§ Dataset content

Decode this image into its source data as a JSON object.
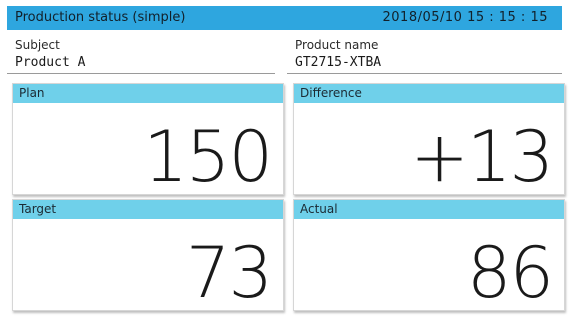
{
  "header": {
    "title": "Production status (simple)",
    "datetime": "2018/05/10  15 : 15 : 15"
  },
  "fields": {
    "subject": {
      "label": "Subject",
      "value": "Product A"
    },
    "product_name": {
      "label": "Product name",
      "value": "GT2715-XTBA"
    }
  },
  "cards": {
    "plan": {
      "label": "Plan",
      "value": "150"
    },
    "difference": {
      "label": "Difference",
      "value": "+13"
    },
    "target": {
      "label": "Target",
      "value": "73"
    },
    "actual": {
      "label": "Actual",
      "value": "86"
    }
  },
  "colors": {
    "header_bg": "#2ea6df",
    "card_bar_bg": "#6fd0ea"
  }
}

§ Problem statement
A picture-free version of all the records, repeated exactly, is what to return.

§ Answer section
Decode this image into its source data as a JSON object.
{
  "header": {
    "title": "Production status (simple)",
    "datetime": "2018/05/10  15 : 15 : 15"
  },
  "fields": {
    "subject": {
      "label": "Subject",
      "value": "Product A"
    },
    "product_name": {
      "label": "Product name",
      "value": "GT2715-XTBA"
    }
  },
  "cards": {
    "plan": {
      "label": "Plan",
      "value": "150"
    },
    "difference": {
      "label": "Difference",
      "value": "+13"
    },
    "target": {
      "label": "Target",
      "value": "73"
    },
    "actual": {
      "label": "Actual",
      "value": "86"
    }
  },
  "colors": {
    "header_bg": "#2ea6df",
    "card_bar_bg": "#6fd0ea"
  }
}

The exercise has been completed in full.